As the Technology Director for the Yale Politic, Yale's political publication since 1947, I set out to bring to life a series of interviews done over the past decade in preparation for the Presidential Elections through a minisite.
I was given a prompt to find a way to present and highlight this collection of selected interviews that the publication had done in the past years. With my team of two technology associates, we proposed a minisite to present the interviews.
Before the minisite, most Politic specials were only highlighted in compilation posts and served identically to the rest of the content on the website. With the minisite, we wanted to also establish a framework for features and specials for the rest of the Politic's work.
Because we're still in the process of better archival and presentation for the website's articles, another goal I wanted to set was converting a feature page to readership for the site—and more exploration of the website' materials/content.

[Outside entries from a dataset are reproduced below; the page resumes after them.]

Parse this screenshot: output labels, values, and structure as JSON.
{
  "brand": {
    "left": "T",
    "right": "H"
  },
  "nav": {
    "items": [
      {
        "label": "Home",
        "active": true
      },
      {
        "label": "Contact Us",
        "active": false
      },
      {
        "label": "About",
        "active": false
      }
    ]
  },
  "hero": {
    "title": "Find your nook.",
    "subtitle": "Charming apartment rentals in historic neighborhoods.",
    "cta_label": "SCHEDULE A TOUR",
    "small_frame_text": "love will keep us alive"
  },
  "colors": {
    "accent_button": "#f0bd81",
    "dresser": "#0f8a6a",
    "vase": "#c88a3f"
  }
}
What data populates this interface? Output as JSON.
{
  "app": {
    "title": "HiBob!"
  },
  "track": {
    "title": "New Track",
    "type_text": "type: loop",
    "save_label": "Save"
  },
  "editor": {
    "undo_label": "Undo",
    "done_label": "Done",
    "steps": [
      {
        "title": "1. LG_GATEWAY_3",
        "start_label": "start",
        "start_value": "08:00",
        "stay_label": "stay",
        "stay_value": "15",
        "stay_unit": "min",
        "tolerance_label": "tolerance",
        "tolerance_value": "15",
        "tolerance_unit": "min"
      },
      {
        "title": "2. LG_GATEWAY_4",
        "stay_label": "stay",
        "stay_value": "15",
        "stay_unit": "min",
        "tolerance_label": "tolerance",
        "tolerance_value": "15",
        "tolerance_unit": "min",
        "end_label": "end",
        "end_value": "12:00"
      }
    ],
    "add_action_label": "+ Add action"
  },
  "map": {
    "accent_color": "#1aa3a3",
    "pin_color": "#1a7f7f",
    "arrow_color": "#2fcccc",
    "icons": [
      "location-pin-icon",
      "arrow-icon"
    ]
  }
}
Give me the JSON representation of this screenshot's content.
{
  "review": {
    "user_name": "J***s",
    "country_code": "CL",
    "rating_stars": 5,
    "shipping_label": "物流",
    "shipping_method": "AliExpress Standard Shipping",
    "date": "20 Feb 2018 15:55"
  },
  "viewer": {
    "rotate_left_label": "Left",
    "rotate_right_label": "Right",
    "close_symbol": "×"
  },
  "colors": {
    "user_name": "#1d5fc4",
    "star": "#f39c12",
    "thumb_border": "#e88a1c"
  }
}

Thus, I established goals that involved 1.) onboarding the two technology associates, 2.) building a framework for future projects, and 3.) using the page to generate more reads for the Politic's interviews and political materials.
We worked across two weekends to craft the minisite. I took on the role of also guiding the two new technology associates about the general overview of the development process — which proved valuable even for a "mini" project; covering the importance of prototyping, introducing the fundamentals of web development, and version control. We successfully aligned ourselves and worked through the development process.
Our main design considerations were minimizing the scrolling + clicks it took to get users to an interview, and also presenting information in a way where users would go back and continue reading the other interviews.
We also wanted to be flexible and create a framework that we envision could be used for different cases. Because of this, we discarded some of the more 'visually-geared' presentations to focus on practicality and reusability. I guided the team in building the components and assets to put these materials together.
With the Politic's general color scheme being black/white, we wanted to follow the look and feel of the website to show its connection—but contrast it with an inverted white-on-black look that would suit a special series. One of our decisions visually was to stay true to the type of the Politic's overall branding, keeping the Georgia typeface (the publication's logotype) in and using it for accents along with our main typographical choices.
Visually, we were concerned on the focus of humanizing candidates, while also thinking about how to highlight all of the content we were provided in a just way. We thought of equalizing the candidates by blurring their identities on the landing, whilst going for duotone techniques with grain and soft color manipulation to liken the piece to what would be on newspapers and print publications.
After establishing the look of the website, we built the base of the websites and continued to add visual components. We went through various iterations in deciding how to best visualize the eight candidates that were featured.
Because most of the Politic's readership is on mobile, we engineered the product with a mobile-first mindset. Considerations we had were ensuring that candidate information would ideally occupy the entirety of the screen height, and clarity on click-throughs to the articles themselves. For example, we let the candidate name and photos also direct to the article.
Visually, we wanted to make it clear that there were an assortment of nominees that the Politic had content for. This is part of why we wanted to make the figures in the landing graphic blurred and out-of-focus.
We decided to incorporate two methods in which users could view all candidates: a menu with candidate names especially for mobile that would scroll the user down, and a visual selection of the candidates below the introduction text.
Because we were working with interviews that were years old, we wanted to be conscious about the selected excerpts on the page. We had chosen snippets and worked with the main editorial team on best practices and choices for the articles.
After engineering the bulk of the site and starting optimization/cleaning of the code, we had also started prioritizing reusability and documentation.
To achieve this, I worked on an inventory of code and design components and frameworks that could be used for next iterations, along with the documentation we had worked.
This project was incredibly fulfilling to work one! On launch, many alumni were drawn back to the work and had applauded its new presentation. I personally thought a lot about the importance of not only preserving content, but also uplifting materials once again especially in spaces like the Politic where poor communications and design can minimize, or at worst - completely conceal/destroy the creations of others in the past.
From the reception of the post, we were able to increase the readership of these articles by over 100% based on analytics previously. To maintain this, we're interested in finding a way to continue highlighting interviews and potentially intertwining the feature page with new political developments and campaign updates.
Another gratifying aspect was teaching this entire design and engineering method/process with associates. I hadn't conducted intensive development-driven alignment meetings nor development sessions in a while, so this was a great refresher and also helped me articulate the nuances of my process more. Overall, a relatively simple prompt with a continuous means for growth and development.